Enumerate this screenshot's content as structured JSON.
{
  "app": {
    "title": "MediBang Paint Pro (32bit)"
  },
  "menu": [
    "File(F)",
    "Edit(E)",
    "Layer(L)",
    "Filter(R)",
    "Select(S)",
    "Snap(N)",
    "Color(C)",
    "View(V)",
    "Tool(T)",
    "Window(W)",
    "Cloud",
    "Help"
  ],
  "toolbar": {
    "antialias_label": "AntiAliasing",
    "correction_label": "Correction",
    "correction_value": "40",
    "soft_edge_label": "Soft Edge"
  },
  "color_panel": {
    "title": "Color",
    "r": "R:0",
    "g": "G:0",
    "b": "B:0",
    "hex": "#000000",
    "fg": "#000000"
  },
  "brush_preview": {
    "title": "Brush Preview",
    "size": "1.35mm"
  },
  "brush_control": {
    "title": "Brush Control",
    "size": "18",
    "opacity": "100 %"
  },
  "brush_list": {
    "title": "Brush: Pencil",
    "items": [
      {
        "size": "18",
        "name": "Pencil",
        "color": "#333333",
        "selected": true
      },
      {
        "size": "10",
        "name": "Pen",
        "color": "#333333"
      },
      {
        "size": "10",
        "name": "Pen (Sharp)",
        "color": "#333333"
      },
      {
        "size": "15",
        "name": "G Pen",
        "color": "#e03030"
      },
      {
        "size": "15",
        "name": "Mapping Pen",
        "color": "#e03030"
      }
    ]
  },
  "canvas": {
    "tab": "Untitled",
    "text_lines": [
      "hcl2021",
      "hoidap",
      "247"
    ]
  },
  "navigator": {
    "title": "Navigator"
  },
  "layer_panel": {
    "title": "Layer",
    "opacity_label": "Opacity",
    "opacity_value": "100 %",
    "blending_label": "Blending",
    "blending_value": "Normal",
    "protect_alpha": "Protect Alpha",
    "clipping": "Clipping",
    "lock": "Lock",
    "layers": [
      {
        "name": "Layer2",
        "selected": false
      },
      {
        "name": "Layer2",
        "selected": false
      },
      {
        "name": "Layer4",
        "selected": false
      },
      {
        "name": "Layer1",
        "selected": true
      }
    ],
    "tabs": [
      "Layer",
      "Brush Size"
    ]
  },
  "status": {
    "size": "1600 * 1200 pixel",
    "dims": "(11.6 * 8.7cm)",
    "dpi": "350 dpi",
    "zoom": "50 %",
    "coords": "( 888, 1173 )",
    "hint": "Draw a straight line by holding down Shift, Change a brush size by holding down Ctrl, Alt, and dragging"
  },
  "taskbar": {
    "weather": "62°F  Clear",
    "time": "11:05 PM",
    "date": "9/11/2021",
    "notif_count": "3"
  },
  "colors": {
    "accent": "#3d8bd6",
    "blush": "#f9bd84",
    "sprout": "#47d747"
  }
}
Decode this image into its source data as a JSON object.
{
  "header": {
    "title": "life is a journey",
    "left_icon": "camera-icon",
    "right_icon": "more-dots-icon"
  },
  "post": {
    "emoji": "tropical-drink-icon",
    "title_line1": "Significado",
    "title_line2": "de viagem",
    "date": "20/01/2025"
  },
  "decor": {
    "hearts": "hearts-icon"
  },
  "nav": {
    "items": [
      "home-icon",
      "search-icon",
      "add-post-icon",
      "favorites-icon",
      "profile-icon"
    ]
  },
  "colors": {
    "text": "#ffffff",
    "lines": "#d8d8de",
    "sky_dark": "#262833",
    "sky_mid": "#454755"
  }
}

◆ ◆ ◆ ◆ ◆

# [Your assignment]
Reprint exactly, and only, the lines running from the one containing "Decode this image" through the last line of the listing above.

# [Exercise answer]
Decode this image into its source data as a JSON object.
{
  "header": {
    "title": "life is a journey",
    "left_icon": "camera-icon",
    "right_icon": "more-dots-icon"
  },
  "post": {
    "emoji": "tropical-drink-icon",
    "title_line1": "Significado",
    "title_line2": "de viagem",
    "date": "20/01/2025"
  },
  "decor": {
    "hearts": "hearts-icon"
  },
  "nav": {
    "items": [
      "home-icon",
      "search-icon",
      "add-post-icon",
      "favorites-icon",
      "profile-icon"
    ]
  },
  "colors": {
    "text": "#ffffff",
    "lines": "#d8d8de",
    "sky_dark": "#262833",
    "sky_mid": "#454755"
  }
}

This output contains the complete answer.